*Data extracted from a collection:*

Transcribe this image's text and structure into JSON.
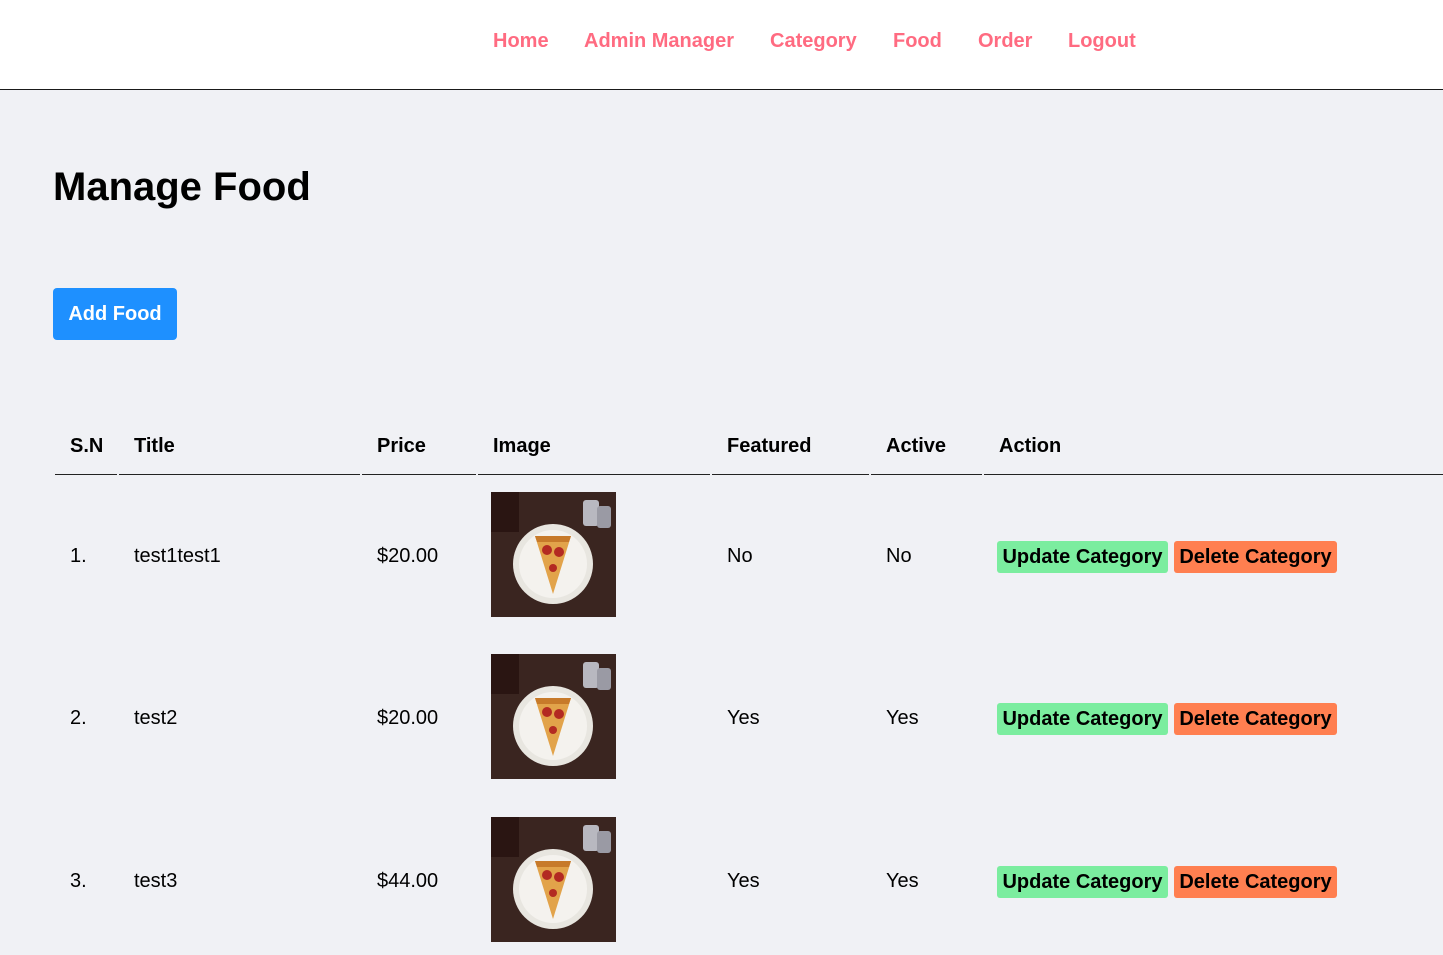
{
  "nav": {
    "items": [
      "Home",
      "Admin Manager",
      "Category",
      "Food",
      "Order",
      "Logout"
    ]
  },
  "page": {
    "title": "Manage Food",
    "add_button": "Add Food"
  },
  "table": {
    "headers": [
      "S.N",
      "Title",
      "Price",
      "Image",
      "Featured",
      "Active",
      "Action"
    ],
    "rows": [
      {
        "sn": "1.",
        "title": "test1test1",
        "price": "$20.00",
        "image": "pizza-slice-image",
        "featured": "No",
        "active": "No",
        "update": "Update Category",
        "delete": "Delete Category"
      },
      {
        "sn": "2.",
        "title": "test2",
        "price": "$20.00",
        "image": "pizza-slice-image",
        "featured": "Yes",
        "active": "Yes",
        "update": "Update Category",
        "delete": "Delete Category"
      },
      {
        "sn": "3.",
        "title": "test3",
        "price": "$44.00",
        "image": "pizza-slice-image",
        "featured": "Yes",
        "active": "Yes",
        "update": "Update Category",
        "delete": "Delete Category"
      }
    ]
  },
  "colors": {
    "nav_link": "#ff6b81",
    "primary_button": "#1e90ff",
    "update_button": "#7bed9f",
    "delete_button": "#ff7f50",
    "page_bg": "#f0f1f5"
  }
}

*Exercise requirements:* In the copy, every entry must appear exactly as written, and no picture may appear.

*Solution:*
Transcribe this image's text and structure into JSON.
{
  "nav": {
    "items": [
      "Home",
      "Admin Manager",
      "Category",
      "Food",
      "Order",
      "Logout"
    ]
  },
  "page": {
    "title": "Manage Food",
    "add_button": "Add Food"
  },
  "table": {
    "headers": [
      "S.N",
      "Title",
      "Price",
      "Image",
      "Featured",
      "Active",
      "Action"
    ],
    "rows": [
      {
        "sn": "1.",
        "title": "test1test1",
        "price": "$20.00",
        "image": "pizza-slice-image",
        "featured": "No",
        "active": "No",
        "update": "Update Category",
        "delete": "Delete Category"
      },
      {
        "sn": "2.",
        "title": "test2",
        "price": "$20.00",
        "image": "pizza-slice-image",
        "featured": "Yes",
        "active": "Yes",
        "update": "Update Category",
        "delete": "Delete Category"
      },
      {
        "sn": "3.",
        "title": "test3",
        "price": "$44.00",
        "image": "pizza-slice-image",
        "featured": "Yes",
        "active": "Yes",
        "update": "Update Category",
        "delete": "Delete Category"
      }
    ]
  },
  "colors": {
    "nav_link": "#ff6b81",
    "primary_button": "#1e90ff",
    "update_button": "#7bed9f",
    "delete_button": "#ff7f50",
    "page_bg": "#f0f1f5"
  }
}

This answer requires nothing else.